Data records:
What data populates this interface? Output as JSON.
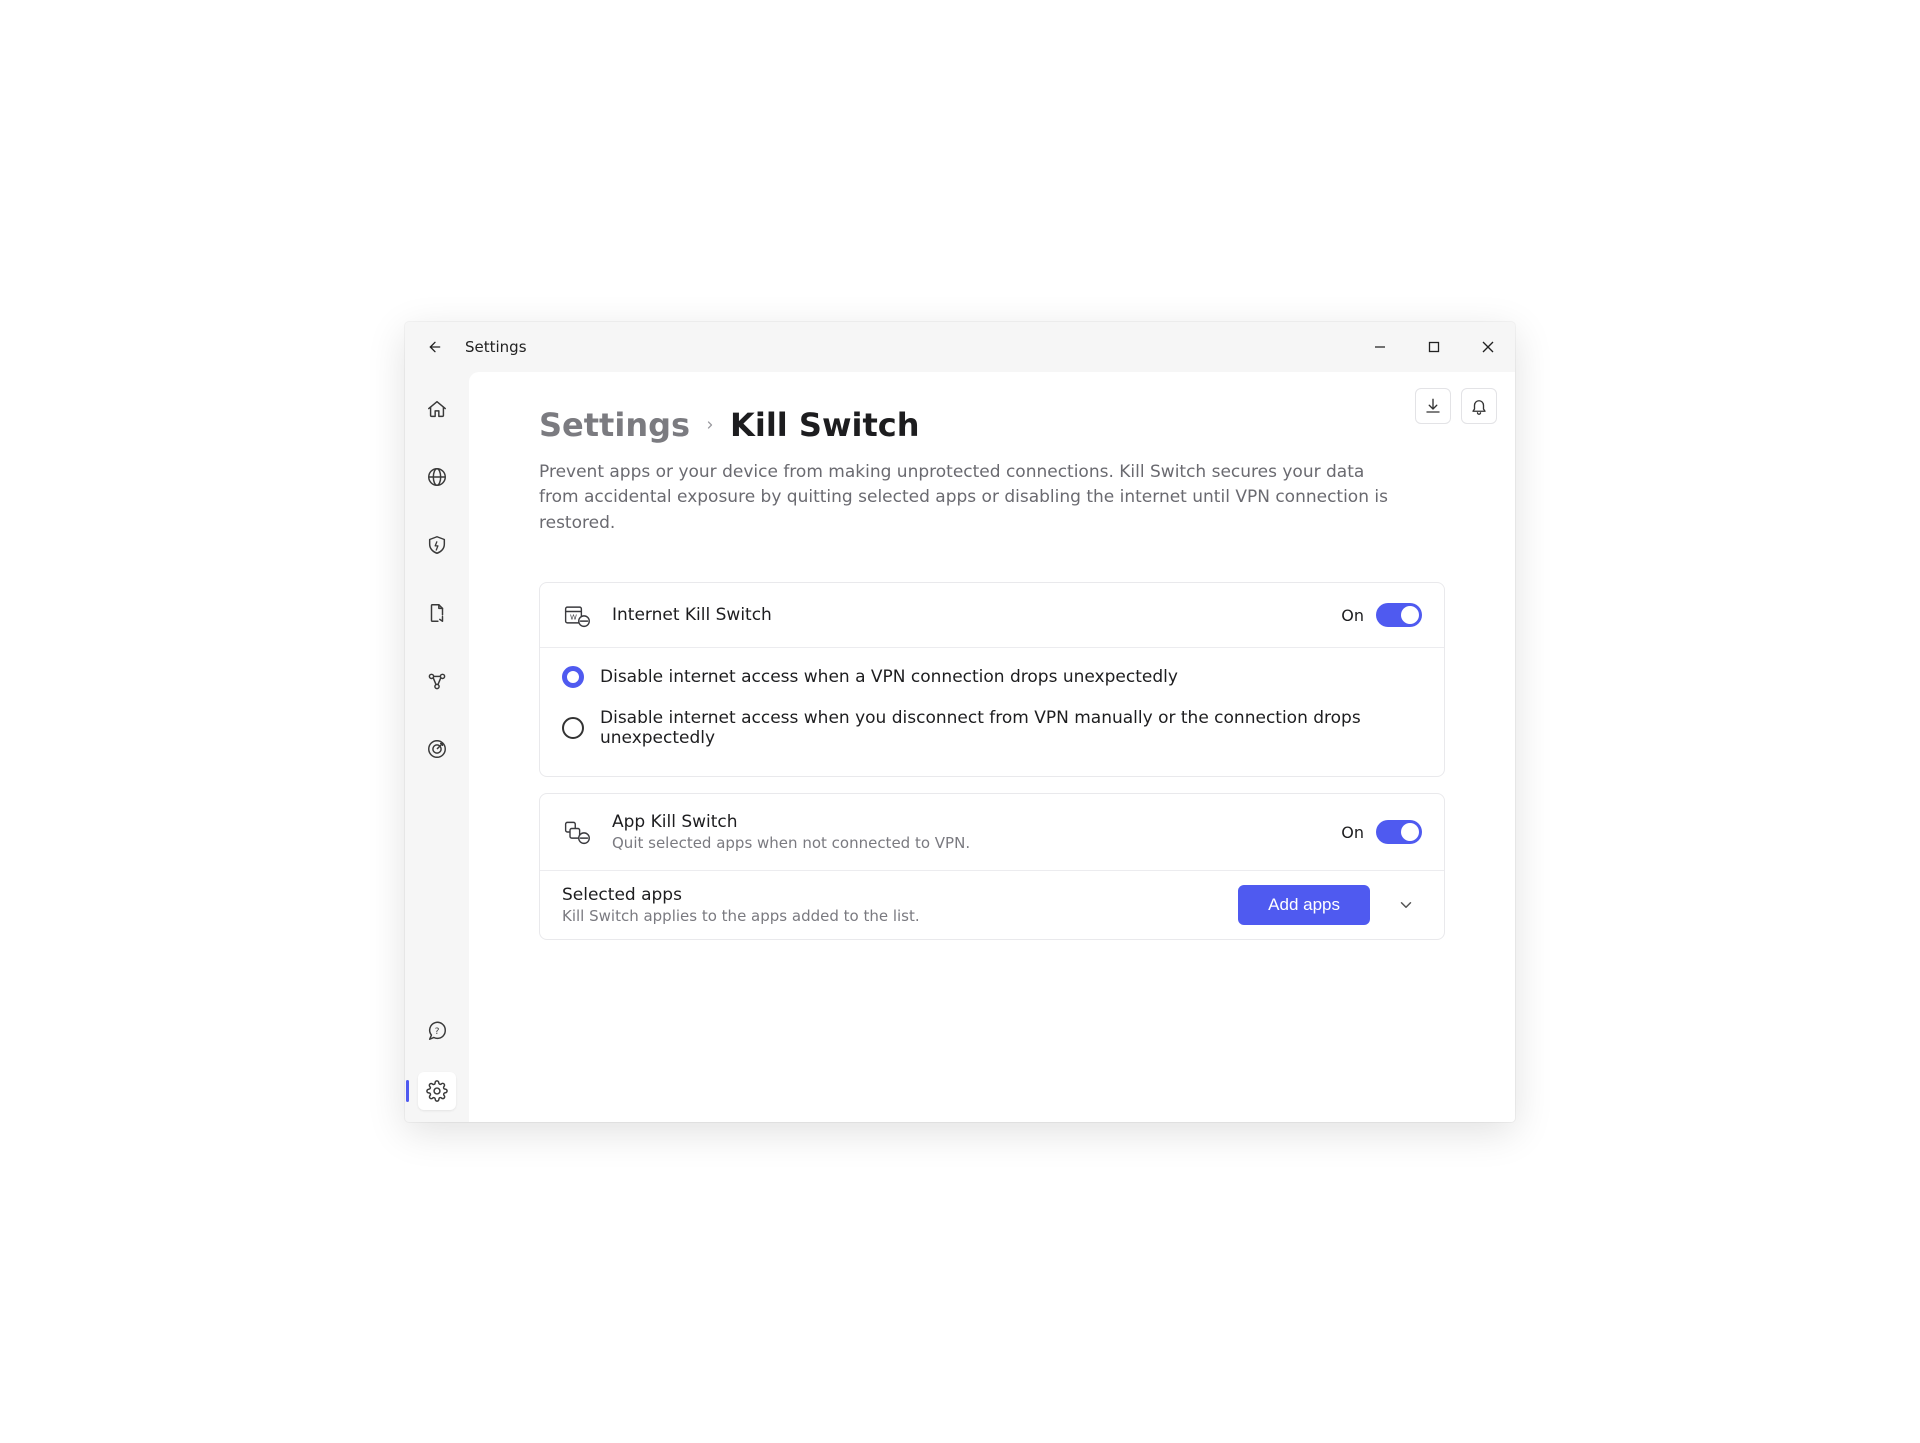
{
  "window": {
    "title": "Settings"
  },
  "breadcrumb": {
    "parent": "Settings",
    "current": "Kill Switch"
  },
  "page": {
    "description": "Prevent apps or your device from making unprotected connections. Kill Switch secures your data from accidental exposure by quitting selected apps or disabling the internet until VPN connection is restored."
  },
  "internet_ks": {
    "title": "Internet Kill Switch",
    "toggle_state": "On",
    "options": {
      "opt1": "Disable internet access when a VPN connection drops unexpectedly",
      "opt2": "Disable internet access when you disconnect from VPN manually or the connection drops unexpectedly"
    },
    "selected_option": 0
  },
  "app_ks": {
    "title": "App Kill Switch",
    "subtitle": "Quit selected apps when not connected to VPN.",
    "toggle_state": "On"
  },
  "selected_apps": {
    "title": "Selected apps",
    "subtitle": "Kill Switch applies to the apps added to the list.",
    "add_button": "Add apps"
  },
  "colors": {
    "accent": "#4f5af0"
  }
}
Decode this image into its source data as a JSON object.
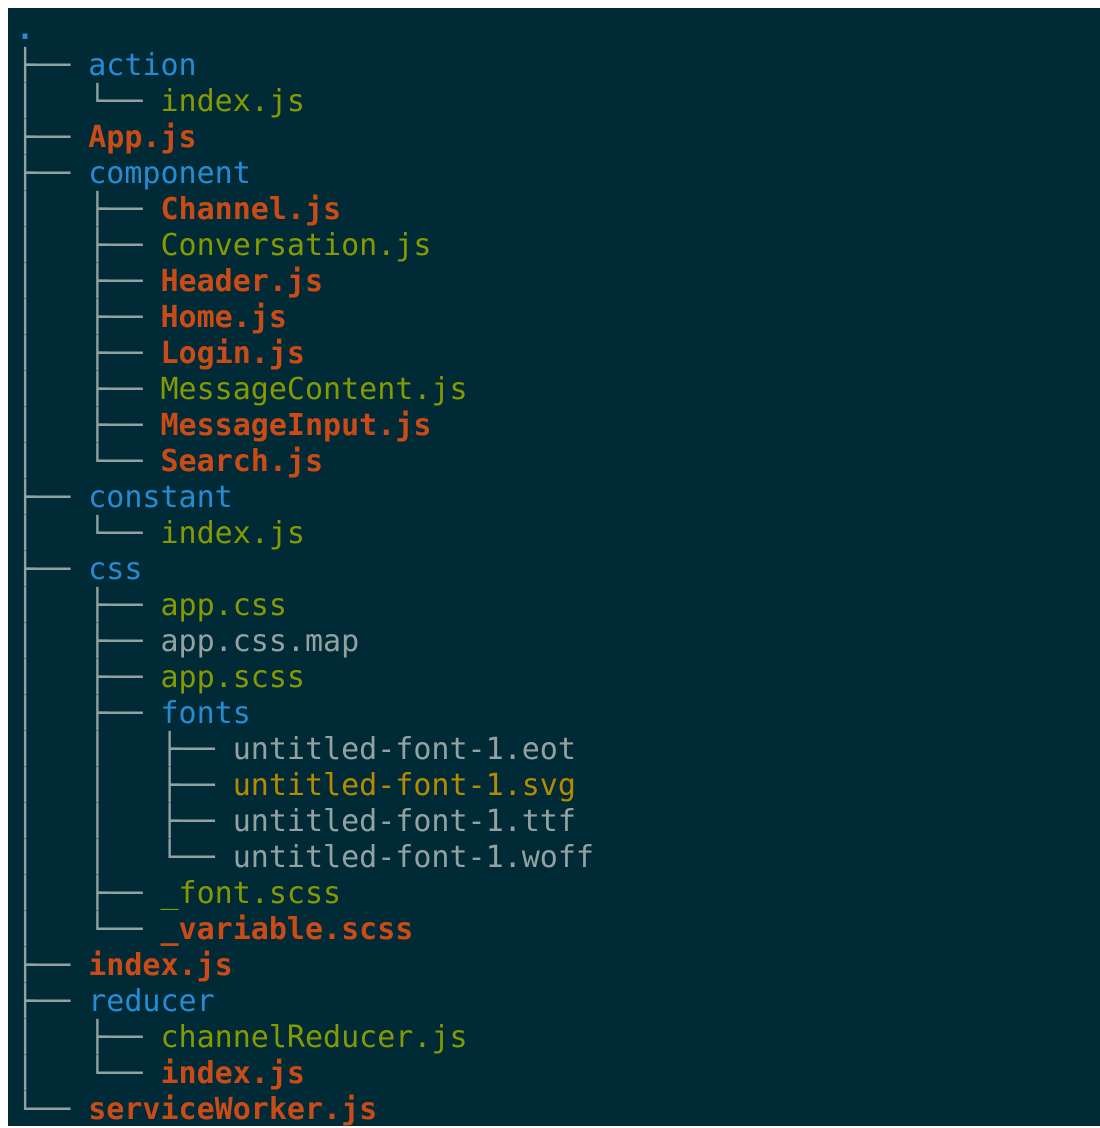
{
  "tree": {
    "root": ".",
    "lines": [
      {
        "prefix": "├── ",
        "name": "action",
        "kind": "dir"
      },
      {
        "prefix": "│   └── ",
        "name": "index.js",
        "kind": "green"
      },
      {
        "prefix": "├── ",
        "name": "App.js",
        "kind": "js"
      },
      {
        "prefix": "├── ",
        "name": "component",
        "kind": "dir"
      },
      {
        "prefix": "│   ├── ",
        "name": "Channel.js",
        "kind": "js"
      },
      {
        "prefix": "│   ├── ",
        "name": "Conversation.js",
        "kind": "green"
      },
      {
        "prefix": "│   ├── ",
        "name": "Header.js",
        "kind": "js"
      },
      {
        "prefix": "│   ├── ",
        "name": "Home.js",
        "kind": "js"
      },
      {
        "prefix": "│   ├── ",
        "name": "Login.js",
        "kind": "js"
      },
      {
        "prefix": "│   ├── ",
        "name": "MessageContent.js",
        "kind": "green"
      },
      {
        "prefix": "│   ├── ",
        "name": "MessageInput.js",
        "kind": "js"
      },
      {
        "prefix": "│   └── ",
        "name": "Search.js",
        "kind": "js"
      },
      {
        "prefix": "├── ",
        "name": "constant",
        "kind": "dir"
      },
      {
        "prefix": "│   └── ",
        "name": "index.js",
        "kind": "green"
      },
      {
        "prefix": "├── ",
        "name": "css",
        "kind": "dir"
      },
      {
        "prefix": "│   ├── ",
        "name": "app.css",
        "kind": "green"
      },
      {
        "prefix": "│   ├── ",
        "name": "app.css.map",
        "kind": "gray"
      },
      {
        "prefix": "│   ├── ",
        "name": "app.scss",
        "kind": "green"
      },
      {
        "prefix": "│   ├── ",
        "name": "fonts",
        "kind": "dir"
      },
      {
        "prefix": "│   │   ├── ",
        "name": "untitled-font-1.eot",
        "kind": "gray"
      },
      {
        "prefix": "│   │   ├── ",
        "name": "untitled-font-1.svg",
        "kind": "yellow"
      },
      {
        "prefix": "│   │   ├── ",
        "name": "untitled-font-1.ttf",
        "kind": "gray"
      },
      {
        "prefix": "│   │   └── ",
        "name": "untitled-font-1.woff",
        "kind": "gray"
      },
      {
        "prefix": "│   ├── ",
        "name": "_font.scss",
        "kind": "green"
      },
      {
        "prefix": "│   └── ",
        "name": "_variable.scss",
        "kind": "js"
      },
      {
        "prefix": "├── ",
        "name": "index.js",
        "kind": "js"
      },
      {
        "prefix": "├── ",
        "name": "reducer",
        "kind": "dir"
      },
      {
        "prefix": "│   ├── ",
        "name": "channelReducer.js",
        "kind": "green"
      },
      {
        "prefix": "│   └── ",
        "name": "index.js",
        "kind": "js"
      },
      {
        "prefix": "└── ",
        "name": "serviceWorker.js",
        "kind": "js"
      }
    ]
  },
  "colors": {
    "background": "#002b36",
    "directory": "#268bd2",
    "bold_file": "#cb4b16",
    "green_file": "#859900",
    "plain_file": "#93a1a1",
    "yellow_file": "#b58900"
  }
}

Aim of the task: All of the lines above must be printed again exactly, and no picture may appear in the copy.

Reply:
What data populates this interface? Output as JSON.
{
  "window": {
    "title": "Settings"
  },
  "breadcrumb": {
    "parent": "Settings",
    "current": "Kill Switch"
  },
  "page": {
    "description": "Prevent apps or your device from making unprotected connections. Kill Switch secures your data from accidental exposure by quitting selected apps or disabling the internet until VPN connection is restored."
  },
  "internet_ks": {
    "title": "Internet Kill Switch",
    "toggle_state": "On",
    "options": {
      "opt1": "Disable internet access when a VPN connection drops unexpectedly",
      "opt2": "Disable internet access when you disconnect from VPN manually or the connection drops unexpectedly"
    },
    "selected_option": 0
  },
  "app_ks": {
    "title": "App Kill Switch",
    "subtitle": "Quit selected apps when not connected to VPN.",
    "toggle_state": "On"
  },
  "selected_apps": {
    "title": "Selected apps",
    "subtitle": "Kill Switch applies to the apps added to the list.",
    "add_button": "Add apps"
  },
  "colors": {
    "accent": "#4f5af0"
  }
}
Decode this image into its source data as a JSON object.
{
  "tree": {
    "root": ".",
    "lines": [
      {
        "prefix": "├── ",
        "name": "action",
        "kind": "dir"
      },
      {
        "prefix": "│   └── ",
        "name": "index.js",
        "kind": "green"
      },
      {
        "prefix": "├── ",
        "name": "App.js",
        "kind": "js"
      },
      {
        "prefix": "├── ",
        "name": "component",
        "kind": "dir"
      },
      {
        "prefix": "│   ├── ",
        "name": "Channel.js",
        "kind": "js"
      },
      {
        "prefix": "│   ├── ",
        "name": "Conversation.js",
        "kind": "green"
      },
      {
        "prefix": "│   ├── ",
        "name": "Header.js",
        "kind": "js"
      },
      {
        "prefix": "│   ├── ",
        "name": "Home.js",
        "kind": "js"
      },
      {
        "prefix": "│   ├── ",
        "name": "Login.js",
        "kind": "js"
      },
      {
        "prefix": "│   ├── ",
        "name": "MessageContent.js",
        "kind": "green"
      },
      {
        "prefix": "│   ├── ",
        "name": "MessageInput.js",
        "kind": "js"
      },
      {
        "prefix": "│   └── ",
        "name": "Search.js",
        "kind": "js"
      },
      {
        "prefix": "├── ",
        "name": "constant",
        "kind": "dir"
      },
      {
        "prefix": "│   └── ",
        "name": "index.js",
        "kind": "green"
      },
      {
        "prefix": "├── ",
        "name": "css",
        "kind": "dir"
      },
      {
        "prefix": "│   ├── ",
        "name": "app.css",
        "kind": "green"
      },
      {
        "prefix": "│   ├── ",
        "name": "app.css.map",
        "kind": "gray"
      },
      {
        "prefix": "│   ├── ",
        "name": "app.scss",
        "kind": "green"
      },
      {
        "prefix": "│   ├── ",
        "name": "fonts",
        "kind": "dir"
      },
      {
        "prefix": "│   │   ├── ",
        "name": "untitled-font-1.eot",
        "kind": "gray"
      },
      {
        "prefix": "│   │   ├── ",
        "name": "untitled-font-1.svg",
        "kind": "yellow"
      },
      {
        "prefix": "│   │   ├── ",
        "name": "untitled-font-1.ttf",
        "kind": "gray"
      },
      {
        "prefix": "│   │   └── ",
        "name": "untitled-font-1.woff",
        "kind": "gray"
      },
      {
        "prefix": "│   ├── ",
        "name": "_font.scss",
        "kind": "green"
      },
      {
        "prefix": "│   └── ",
        "name": "_variable.scss",
        "kind": "js"
      },
      {
        "prefix": "├── ",
        "name": "index.js",
        "kind": "js"
      },
      {
        "prefix": "├── ",
        "name": "reducer",
        "kind": "dir"
      },
      {
        "prefix": "│   ├── ",
        "name": "channelReducer.js",
        "kind": "green"
      },
      {
        "prefix": "│   └── ",
        "name": "index.js",
        "kind": "js"
      },
      {
        "prefix": "└── ",
        "name": "serviceWorker.js",
        "kind": "js"
      }
    ]
  },
  "colors": {
    "background": "#002b36",
    "directory": "#268bd2",
    "bold_file": "#cb4b16",
    "green_file": "#859900",
    "plain_file": "#93a1a1",
    "yellow_file": "#b58900"
  }
}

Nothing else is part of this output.